Alan Shimmel asks have we beat “What is DevOps” to death yet? Alan illustrates his point by using the more-than-beaten-to-death, we-wish-it-would-go-away-right-now of Chuck Norris meme. Those of us who have talked about DevOps for a while are certainly beginning to tire of explaining why it is more than automation. But Alan’s question is legit, and I have to say the answer is “No!” We are in the top of the second inning of a game that will be playing out for years.
I know no amount of coffee will stifle a yawn when practitioners are confronted with yet another DevOps definition. People who are past simple automated builds and moving down the pathway to continuous integration do not need to be told what DevOps is. What they need help with is practice in how to do it better. But DevOps is still a small portion of the IT and development community, and the rest of the folks out there may still need to hear it a dozen times more before its importance sinks in. There are very good definitions, which do not always resonate with developers. Try getting a definition to stick with people who believe they’ll be force chocked to death by a Sith Lord before code auto-deploys in an afternoon – not an easy task.
To put this into context with other development trends, you can compare it to Agile. Within the last year I have had half a dozen inquiries on how to start with Agile development. Yes, I have lost count of how many years ago Agile and Scrum were born. Worse, during the RSA conference this year, I discussed failed Agile deployments with a score of firms. Most fell flat on their faces because they missed one or two of the most basic requirements of what it means to be Agile. If you think you will run a development cycle based on a 200-page specification document and still be Agile, you’re a failure waiting to happen. They failed on the basics, not the hard stuff.
From a security perspective I have been talking about Database Activity Monitoring and its principal use cases for the last decade. Still, every few months I get asked “How does DAM work?” And don’t even bother asking Rich about DLP – he gets questions every week.
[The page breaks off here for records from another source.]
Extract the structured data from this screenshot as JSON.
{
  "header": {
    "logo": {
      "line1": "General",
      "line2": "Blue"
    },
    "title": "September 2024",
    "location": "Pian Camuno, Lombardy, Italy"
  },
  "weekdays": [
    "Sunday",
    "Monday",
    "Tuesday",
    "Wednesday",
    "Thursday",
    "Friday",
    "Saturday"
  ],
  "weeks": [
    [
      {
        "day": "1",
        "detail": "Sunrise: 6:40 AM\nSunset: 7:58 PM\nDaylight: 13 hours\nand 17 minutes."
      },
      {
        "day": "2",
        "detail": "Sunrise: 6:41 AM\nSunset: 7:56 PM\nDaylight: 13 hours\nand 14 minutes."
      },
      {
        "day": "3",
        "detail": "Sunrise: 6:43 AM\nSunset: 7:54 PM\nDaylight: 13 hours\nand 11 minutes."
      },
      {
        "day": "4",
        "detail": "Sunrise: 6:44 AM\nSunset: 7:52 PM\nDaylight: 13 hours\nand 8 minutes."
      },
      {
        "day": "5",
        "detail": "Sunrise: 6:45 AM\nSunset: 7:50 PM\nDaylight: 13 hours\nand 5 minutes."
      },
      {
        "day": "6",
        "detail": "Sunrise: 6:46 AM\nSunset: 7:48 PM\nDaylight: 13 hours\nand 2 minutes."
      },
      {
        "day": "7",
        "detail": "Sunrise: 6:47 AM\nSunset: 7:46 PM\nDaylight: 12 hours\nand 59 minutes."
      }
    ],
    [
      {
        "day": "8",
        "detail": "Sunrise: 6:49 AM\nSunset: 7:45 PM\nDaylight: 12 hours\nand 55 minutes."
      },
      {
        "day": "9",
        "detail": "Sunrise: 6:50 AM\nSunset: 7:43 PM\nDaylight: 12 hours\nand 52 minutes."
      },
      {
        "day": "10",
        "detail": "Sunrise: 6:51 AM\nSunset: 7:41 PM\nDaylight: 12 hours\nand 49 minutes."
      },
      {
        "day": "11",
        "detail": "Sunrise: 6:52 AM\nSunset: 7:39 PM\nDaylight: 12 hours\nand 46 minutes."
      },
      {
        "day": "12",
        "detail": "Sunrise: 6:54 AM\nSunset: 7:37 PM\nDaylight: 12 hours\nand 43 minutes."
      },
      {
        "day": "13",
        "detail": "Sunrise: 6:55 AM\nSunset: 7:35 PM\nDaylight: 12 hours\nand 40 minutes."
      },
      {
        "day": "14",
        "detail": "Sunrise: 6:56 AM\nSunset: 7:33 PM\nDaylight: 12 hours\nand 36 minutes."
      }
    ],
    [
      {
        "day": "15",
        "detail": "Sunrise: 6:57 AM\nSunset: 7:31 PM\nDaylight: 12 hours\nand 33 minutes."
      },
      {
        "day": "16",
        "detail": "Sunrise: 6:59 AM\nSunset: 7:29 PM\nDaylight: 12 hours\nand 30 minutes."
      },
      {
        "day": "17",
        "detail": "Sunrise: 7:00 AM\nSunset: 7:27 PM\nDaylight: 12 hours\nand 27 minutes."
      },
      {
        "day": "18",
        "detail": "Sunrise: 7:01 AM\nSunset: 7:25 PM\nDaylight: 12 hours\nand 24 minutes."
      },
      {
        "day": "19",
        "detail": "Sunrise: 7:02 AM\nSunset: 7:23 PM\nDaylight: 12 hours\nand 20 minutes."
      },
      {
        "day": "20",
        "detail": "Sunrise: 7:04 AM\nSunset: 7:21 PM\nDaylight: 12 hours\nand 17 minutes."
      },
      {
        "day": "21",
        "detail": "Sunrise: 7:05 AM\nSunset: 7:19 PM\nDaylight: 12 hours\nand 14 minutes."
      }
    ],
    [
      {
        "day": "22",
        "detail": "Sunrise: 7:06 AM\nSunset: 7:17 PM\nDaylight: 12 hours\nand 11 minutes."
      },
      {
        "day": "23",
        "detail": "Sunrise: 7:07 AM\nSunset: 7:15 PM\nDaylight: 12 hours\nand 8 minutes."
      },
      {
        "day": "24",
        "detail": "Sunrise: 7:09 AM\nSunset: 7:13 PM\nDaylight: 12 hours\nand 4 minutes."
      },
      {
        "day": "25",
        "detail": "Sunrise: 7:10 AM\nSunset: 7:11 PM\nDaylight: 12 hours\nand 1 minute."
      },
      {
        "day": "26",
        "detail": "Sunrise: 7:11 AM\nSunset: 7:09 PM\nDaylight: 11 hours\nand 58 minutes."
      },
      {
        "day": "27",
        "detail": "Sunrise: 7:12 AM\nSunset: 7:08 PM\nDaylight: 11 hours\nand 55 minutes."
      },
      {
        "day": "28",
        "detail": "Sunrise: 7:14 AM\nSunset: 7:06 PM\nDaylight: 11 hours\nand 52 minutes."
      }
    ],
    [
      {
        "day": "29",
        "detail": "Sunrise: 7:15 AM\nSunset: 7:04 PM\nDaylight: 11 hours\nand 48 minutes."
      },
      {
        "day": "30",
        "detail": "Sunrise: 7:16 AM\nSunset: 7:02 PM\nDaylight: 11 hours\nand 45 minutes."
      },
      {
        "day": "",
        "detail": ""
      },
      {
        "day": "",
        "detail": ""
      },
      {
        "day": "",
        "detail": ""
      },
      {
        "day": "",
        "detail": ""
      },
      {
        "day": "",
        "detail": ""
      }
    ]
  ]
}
We have repetitive strain injuries from slapping our foreheads in disbelief at the same basic questions; but firms still need help with mature technologies like encryption, firewalls, DAM, DLP, and endpoint security. DevOps is still “cutting edge” for Operations at large, and people will be asking about how DevOps works for a very long time to come.r